Perhaps the most refreshing aspect of The Hunger Games is Collins’ examination of power and politics. Put simply, the “rebels” against the Capitol are not purely the spunky underdogs we usually see in dystopian novels. District 13 is a strictly-run pseudo-state that left starving districts to fend for themselves as they hid behind the threat of mutually assured nuclear destruction. Just as much a controlling, power-hungry politician as many in the Capitol, rebel leader Alma Coin does not hesitate to cooperate with Capitol insiders and manipulate Katniss into a propaganda symbol at every turn. This is what I most appreciate about Collins’ writing: even as Katniss becomes the Mockingjay, the rallying figure for the districts as they riot, she is painfully aware of the puppet strings that hold her— half in President Snow’s hands and half in Coin’s. She does her best to fight for the people she grew up with and to end the exploitation she endured as a girl in District 12, but she knows that ultimately, she is not in control.
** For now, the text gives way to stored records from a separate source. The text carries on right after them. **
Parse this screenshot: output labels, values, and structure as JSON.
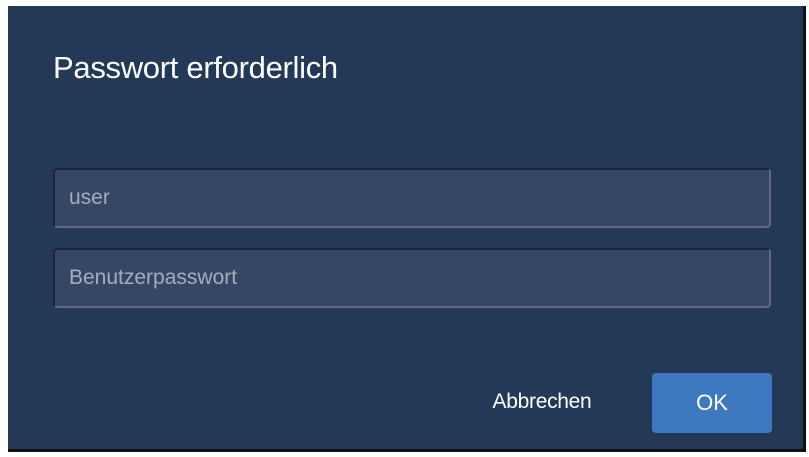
{
  "dialog": {
    "title": "Passwort erforderlich",
    "username": {
      "value": "",
      "placeholder": "user"
    },
    "password": {
      "value": "",
      "placeholder": "Benutzerpasswort"
    },
    "cancel_label": "Abbrechen",
    "ok_label": "OK"
  },
  "colors": {
    "dialog_background": "#243858",
    "input_background": "#364766",
    "primary_button": "#3d78c0",
    "text": "#ffffff"
  }
}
In The Hunger Games, the revolution starts from the boiling anger of the masses, but it’s carefully orchestrated by a military and propaganda apparatus totally separate from those truly suffering at the bottom. Using children as symbols and manipulating them for political ends is far from fictional. Collins provides clear commentary on the inevitable corruption in hierarchical regimes and the lines both sides will cross for a political win. Even though the rebels win, it is clear that they did not represent the righteous anger and the thirst for justice of the people in the districts; Katniss did. When Katniss shoots Coin instead of Snow, we get an argument that seems groundbreaking in the world of dystopian rebellion novels: one politically-calculating, authoritarian regime replacing another is not a revolution. The people rising up to take back their dignity and humanity is.
In the end, the overwhelming death and tragedy that result from the rebellion are staggering. Nearly all of Katniss’ district is decimated, her sister is blown to shreds (likely by a rebel’s bomb), and the mental toll the events of the Games and war loom large in her psyche. What Collins gets right about young protagonists going through hell and back is the weight of trauma that may never leave them.
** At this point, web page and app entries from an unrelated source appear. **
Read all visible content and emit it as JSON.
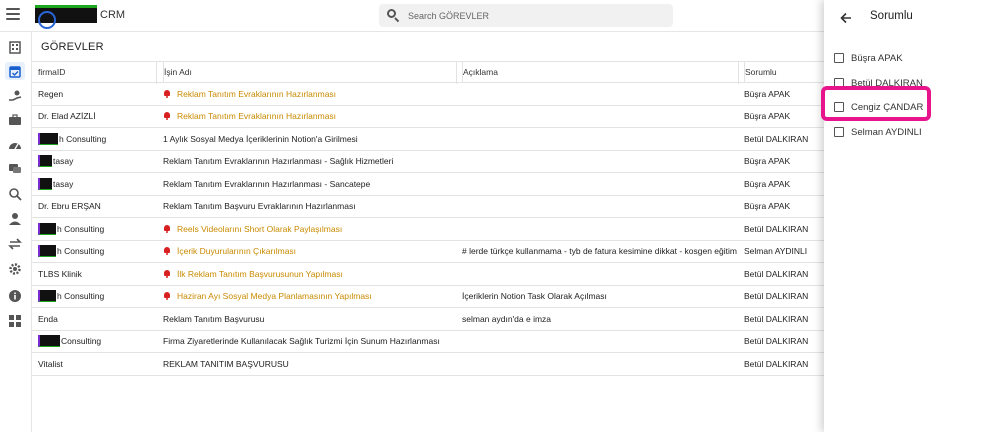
{
  "app": {
    "brand": "CRM"
  },
  "search": {
    "placeholder": "Search GÖREVLER"
  },
  "page": {
    "title": "GÖREVLER"
  },
  "table": {
    "headers": [
      "firmaID",
      "İşin Adı",
      "Açıklama",
      "Sorumlu"
    ],
    "rows": [
      {
        "firma": "Regen",
        "is": "Reklam Tanıtım Evraklarının Hazırlanması",
        "aciklama": "",
        "sorumlu": "Büşra APAK",
        "alert": true,
        "redact": 0
      },
      {
        "firma": "Dr. Elad AZİZLİ",
        "is": "Reklam Tanıtım Evraklarının Hazırlanması",
        "aciklama": "",
        "sorumlu": "Büşra APAK",
        "alert": true,
        "redact": 0
      },
      {
        "firma": "h Consulting",
        "is": "1 Aylık Sosyal Medya İçeriklerinin Notion'a Girilmesi",
        "aciklama": "",
        "sorumlu": "Betül DALKIRAN",
        "alert": false,
        "redact": 20
      },
      {
        "firma": "tasay",
        "is": "Reklam Tanıtım Evraklarının Hazırlanması - Sağlık Hizmetleri",
        "aciklama": "",
        "sorumlu": "Büşra APAK",
        "alert": false,
        "redact": 14
      },
      {
        "firma": "tasay",
        "is": "Reklam Tanıtım Evraklarının Hazırlanması - Sancatepe",
        "aciklama": "",
        "sorumlu": "Büşra APAK",
        "alert": false,
        "redact": 14
      },
      {
        "firma": "Dr. Ebru ERŞAN",
        "is": "Reklam Tanıtım Başvuru Evraklarının Hazırlanması",
        "aciklama": "",
        "sorumlu": "Büşra APAK",
        "alert": false,
        "redact": 0
      },
      {
        "firma": "h Consulting",
        "is": "Reels Videolarını Short Olarak Paylaşılması",
        "aciklama": "",
        "sorumlu": "Betül DALKIRAN",
        "alert": true,
        "redact": 18
      },
      {
        "firma": "h Consulting",
        "is": "İçerik Duyurularının Çıkarılması",
        "aciklama": "# lerde türkçe kullanmama - tyb de fatura kesimine dikkat - kosgen eğitim tama...",
        "sorumlu": "Selman AYDINLI",
        "alert": true,
        "redact": 18
      },
      {
        "firma": "TLBS Klinik",
        "is": "İlk Reklam Tanıtım Başvurusunun Yapılması",
        "aciklama": "",
        "sorumlu": "Betül DALKIRAN",
        "alert": true,
        "redact": 0
      },
      {
        "firma": "h Consulting",
        "is": "Haziran Ayı Sosyal Medya Planlamasının Yapılması",
        "aciklama": "İçeriklerin Notion Task Olarak Açılması",
        "sorumlu": "Betül DALKIRAN",
        "alert": true,
        "redact": 18
      },
      {
        "firma": "Enda",
        "is": "Reklam Tanıtım Başvurusu",
        "aciklama": "selman aydın'da e imza",
        "sorumlu": "Betül DALKIRAN",
        "alert": false,
        "redact": 0
      },
      {
        "firma": "Consulting",
        "is": "Firma Ziyaretlerinde Kullanılacak Sağlık Turizmi İçin Sunum Hazırlanması",
        "aciklama": "",
        "sorumlu": "Betül DALKIRAN",
        "alert": false,
        "redact": 22
      },
      {
        "firma": "Vitalist",
        "is": "REKLAM TANITIM BAŞVURUSU",
        "aciklama": "",
        "sorumlu": "Betül DALKIRAN",
        "alert": false,
        "redact": 0
      }
    ]
  },
  "panel": {
    "title": "Sorumlu",
    "options": [
      "Büşra APAK",
      "Betül DALKIRAN",
      "Cengiz ÇANDAR",
      "Selman AYDINLI"
    ]
  },
  "colors": {
    "alert_text": "#c98a00",
    "bell": "#d92020",
    "highlight": "#e8148c"
  },
  "icons": [
    "menu-icon",
    "search-icon",
    "building-icon",
    "calendar-check-icon",
    "hand-money-icon",
    "briefcase-icon",
    "gauge-icon",
    "chat-icon",
    "magnify-icon",
    "person-icon",
    "refresh-icon",
    "gear-icon",
    "info-icon",
    "grid-icon",
    "arrow-left-icon"
  ]
}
From the start of the second book, Katniss begins to show signs of depression and trauma-related behaviors from the horrors she endured in the first Games. By the end of Mockingjay, having seen countless friends, soldiers, and citizens die for her and her message, Katniss is changed forever. It takes years of slow, deliberate mental practice to feel safe, normal, and loved. Even though she ends up with Peeta, she’ll never be able to erase the fact that they were forced together by some of the worst events a human can endure. But, ever in the business of chilling accuracy, Collins gives them an imperfect resolution. No, the scars, both physical and mental, of their incredible trauma will never fade. But progress is possible, children are possible, a home is possible, a future is possible.
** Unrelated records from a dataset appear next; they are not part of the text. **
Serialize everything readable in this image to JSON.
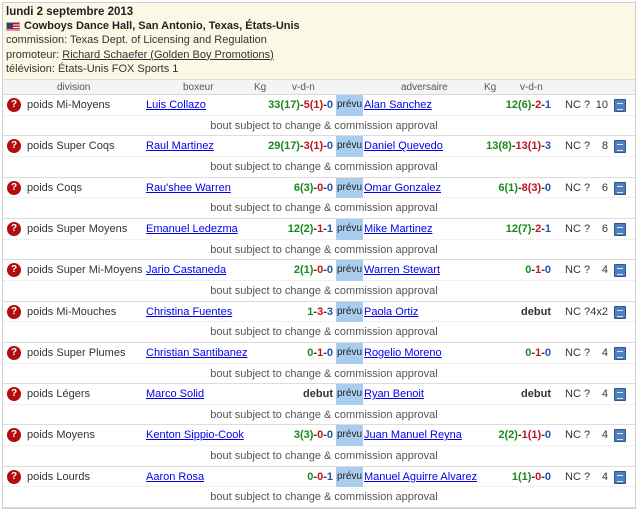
{
  "event": {
    "date": "lundi 2 septembre 2013",
    "venue": "Cowboys Dance Hall, San Antonio, Texas, États-Unis",
    "commission_label": "commission: Texas Dept. of Licensing and Regulation",
    "promoter_prefix": "promoteur: ",
    "promoter_name": "Richard Schaefer (Golden Boy Promotions)",
    "tv_label": "télévision: États-Unis FOX Sports 1"
  },
  "columns": {
    "division": "division",
    "boxer": "boxeur",
    "kg1": "Kg",
    "vdn1": "v-d-n",
    "opponent": "adversaire",
    "kg2": "Kg",
    "vdn2": "v-d-n"
  },
  "labels": {
    "status": "prévu",
    "note": "bout subject to change & commission approval",
    "q_icon": "?"
  },
  "colors": {
    "won": "#1a8a1a",
    "lost": "#c0141e",
    "draw": "#2850b8",
    "prevu_bg": "#a9cdee",
    "header_bg": "#fbf8e6"
  },
  "bouts": [
    {
      "division": "poids Mi-Moyens",
      "boxer": "Luis Collazo",
      "rec1": {
        "w": "33(17)",
        "d": "5(1)",
        "n": "0"
      },
      "opponent": "Alan Sanchez",
      "rec2": {
        "w": "12(6)",
        "d": "2",
        "n": "1"
      },
      "nc": "NC ?",
      "rounds": "10"
    },
    {
      "division": "poids Super Coqs",
      "boxer": "Raul Martinez",
      "rec1": {
        "w": "29(17)",
        "d": "3(1)",
        "n": "0"
      },
      "opponent": "Daniel Quevedo",
      "rec2": {
        "w": "13(8)",
        "d": "13(1)",
        "n": "3"
      },
      "nc": "NC ?",
      "rounds": "8"
    },
    {
      "division": "poids Coqs",
      "boxer": "Rau'shee Warren",
      "rec1": {
        "w": "6(3)",
        "d": "0",
        "n": "0"
      },
      "opponent": "Omar Gonzalez",
      "rec2": {
        "w": "6(1)",
        "d": "8(3)",
        "n": "0"
      },
      "nc": "NC ?",
      "rounds": "6"
    },
    {
      "division": "poids Super Moyens",
      "boxer": "Emanuel Ledezma",
      "rec1": {
        "w": "12(2)",
        "d": "1",
        "n": "1"
      },
      "opponent": "Mike Martinez",
      "rec2": {
        "w": "12(7)",
        "d": "2",
        "n": "1"
      },
      "nc": "NC ?",
      "rounds": "6"
    },
    {
      "division": "poids Super Mi-Moyens",
      "boxer": "Jario Castaneda",
      "rec1": {
        "w": "2(1)",
        "d": "0",
        "n": "0"
      },
      "opponent": "Warren Stewart",
      "rec2": {
        "w": "0",
        "d": "1",
        "n": "0"
      },
      "nc": "NC ?",
      "rounds": "4"
    },
    {
      "division": "poids Mi-Mouches",
      "boxer": "Christina Fuentes",
      "rec1": {
        "w": "1",
        "d": "3",
        "n": "3"
      },
      "opponent": "Paola Ortiz",
      "rec2_debut": "debut",
      "nc": "NC ?",
      "rounds": "4x2"
    },
    {
      "division": "poids Super Plumes",
      "boxer": "Christian Santibanez",
      "rec1": {
        "w": "0",
        "d": "1",
        "n": "0"
      },
      "opponent": "Rogelio Moreno",
      "rec2": {
        "w": "0",
        "d": "1",
        "n": "0"
      },
      "nc": "NC ?",
      "rounds": "4"
    },
    {
      "division": "poids Légers",
      "boxer": "Marco Solid",
      "rec1_debut": "debut",
      "opponent": "Ryan Benoit",
      "rec2_debut": "debut",
      "nc": "NC ?",
      "rounds": "4"
    },
    {
      "division": "poids Moyens",
      "boxer": "Kenton Sippio-Cook",
      "rec1": {
        "w": "3(3)",
        "d": "0",
        "n": "0"
      },
      "opponent": "Juan Manuel Reyna",
      "rec2": {
        "w": "2(2)",
        "d": "1(1)",
        "n": "0"
      },
      "nc": "NC ?",
      "rounds": "4"
    },
    {
      "division": "poids Lourds",
      "boxer": "Aaron Rosa",
      "rec1": {
        "w": "0",
        "d": "0",
        "n": "1"
      },
      "opponent": "Manuel Aguirre Alvarez",
      "rec2": {
        "w": "1(1)",
        "d": "0",
        "n": "0"
      },
      "nc": "NC ?",
      "rounds": "4"
    }
  ]
}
In the end, The Hunger Games gives us something most books as gory, uncomfortable, and gut-wrenching as these never do: the hope that after we throw our passions and our lives behind fighting for a better world to live in, that world is actually possible. It’s real. In the moments when a Capitolistic/capitalistic culture feels suffocating, in the moments we endure tragedy at the hands of an unjust system, and in the moments we are struggling just to keep our humanity alive, The Hunger Games reminds us just how much we are capable of.